- Palms: Varieties like Areca Palms, Parlor Palms, and Kentia Palms are some of the most loved indoor palm plants. They prefer bright, indirect light, which makes a north or west-facing window an excellent spot for them.
- Boston Ferns: With their lush, feathery fronds, Boston Ferns add a touch of verdant beauty to your indoor space. These ferns like cool, humid locations with indirect light, making bathrooms a great home for them.
- Bougainvillea: These stunning flowering plants can be somewhat challenging indoors due to their need for a minimum of 5 hours of direct sunlight each day. A sunny spot near a south-facing window should work perfectly for them. Remember, they are natural climbers, so you’ll need to provide support for them to flourish.

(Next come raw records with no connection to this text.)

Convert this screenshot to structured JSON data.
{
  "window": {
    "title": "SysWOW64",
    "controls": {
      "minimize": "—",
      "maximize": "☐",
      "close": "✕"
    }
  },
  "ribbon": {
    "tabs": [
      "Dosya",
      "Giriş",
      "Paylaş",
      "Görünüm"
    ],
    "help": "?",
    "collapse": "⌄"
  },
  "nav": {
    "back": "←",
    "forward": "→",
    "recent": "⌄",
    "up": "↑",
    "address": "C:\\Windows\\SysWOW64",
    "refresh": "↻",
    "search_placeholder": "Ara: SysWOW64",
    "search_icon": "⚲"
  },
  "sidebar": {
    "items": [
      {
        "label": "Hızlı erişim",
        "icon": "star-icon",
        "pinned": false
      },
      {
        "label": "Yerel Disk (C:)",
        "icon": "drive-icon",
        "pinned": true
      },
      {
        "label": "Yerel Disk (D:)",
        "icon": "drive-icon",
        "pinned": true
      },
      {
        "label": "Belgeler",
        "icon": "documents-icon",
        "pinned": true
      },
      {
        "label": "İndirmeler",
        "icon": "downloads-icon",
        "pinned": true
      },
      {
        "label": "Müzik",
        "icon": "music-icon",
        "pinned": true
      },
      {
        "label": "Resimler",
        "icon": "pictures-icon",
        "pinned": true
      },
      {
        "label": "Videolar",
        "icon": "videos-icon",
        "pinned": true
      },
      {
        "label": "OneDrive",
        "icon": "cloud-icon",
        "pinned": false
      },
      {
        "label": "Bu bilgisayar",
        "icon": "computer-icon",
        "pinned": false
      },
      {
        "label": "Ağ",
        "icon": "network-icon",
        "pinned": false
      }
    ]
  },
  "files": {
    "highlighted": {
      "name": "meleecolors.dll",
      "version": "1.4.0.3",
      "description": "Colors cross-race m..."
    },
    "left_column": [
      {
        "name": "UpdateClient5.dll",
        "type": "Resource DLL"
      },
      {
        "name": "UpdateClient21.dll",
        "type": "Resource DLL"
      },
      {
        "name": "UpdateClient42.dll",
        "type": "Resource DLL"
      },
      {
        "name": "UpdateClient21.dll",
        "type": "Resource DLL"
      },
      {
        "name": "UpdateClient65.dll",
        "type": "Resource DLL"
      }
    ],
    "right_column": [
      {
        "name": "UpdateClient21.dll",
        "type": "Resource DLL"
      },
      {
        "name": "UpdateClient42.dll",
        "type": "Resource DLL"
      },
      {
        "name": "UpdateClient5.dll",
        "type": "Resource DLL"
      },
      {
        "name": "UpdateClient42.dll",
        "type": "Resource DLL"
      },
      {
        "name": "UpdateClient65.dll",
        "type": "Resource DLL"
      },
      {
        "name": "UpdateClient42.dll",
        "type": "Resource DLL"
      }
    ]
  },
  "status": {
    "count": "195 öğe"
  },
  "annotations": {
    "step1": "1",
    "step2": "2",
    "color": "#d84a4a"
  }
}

- Hibiscus: These tropical blooms thrive in bright, indirect light. Position them near a south-facing window for the best results. The soil should be kept moist but well-drained, so be mindful of watering.
- Mandevilla: Admired for their beautiful, trumpet-shaped flowers, Mandevillas need plenty of sunlight to bloom indoors. A well-lit spot near a south or west-facing window should be ideal. Since these are climbing plants, providing them with a trellis or other support is necessary.
Transitioning your plants indoors can be a bit of a shock for them, so be gentle. Consider bringing them inside over the course of a week or two, initially just for the cooler nights, and gradually increasing their time spent indoors.
Lastly, be mindful of watering and feeding. While your plants still need adequate water and nutrients, their growth typically slows indoors and they consume less water, so overdoing it can actually cause harm.
With these tips and some tender loving care, you can create a lush, tropical sanctuary in your home, bringing the vibrancy and life of summer indoors, no matter the season.
Till our next plant-centric conversation,
The 16 Acres Garden Center Team.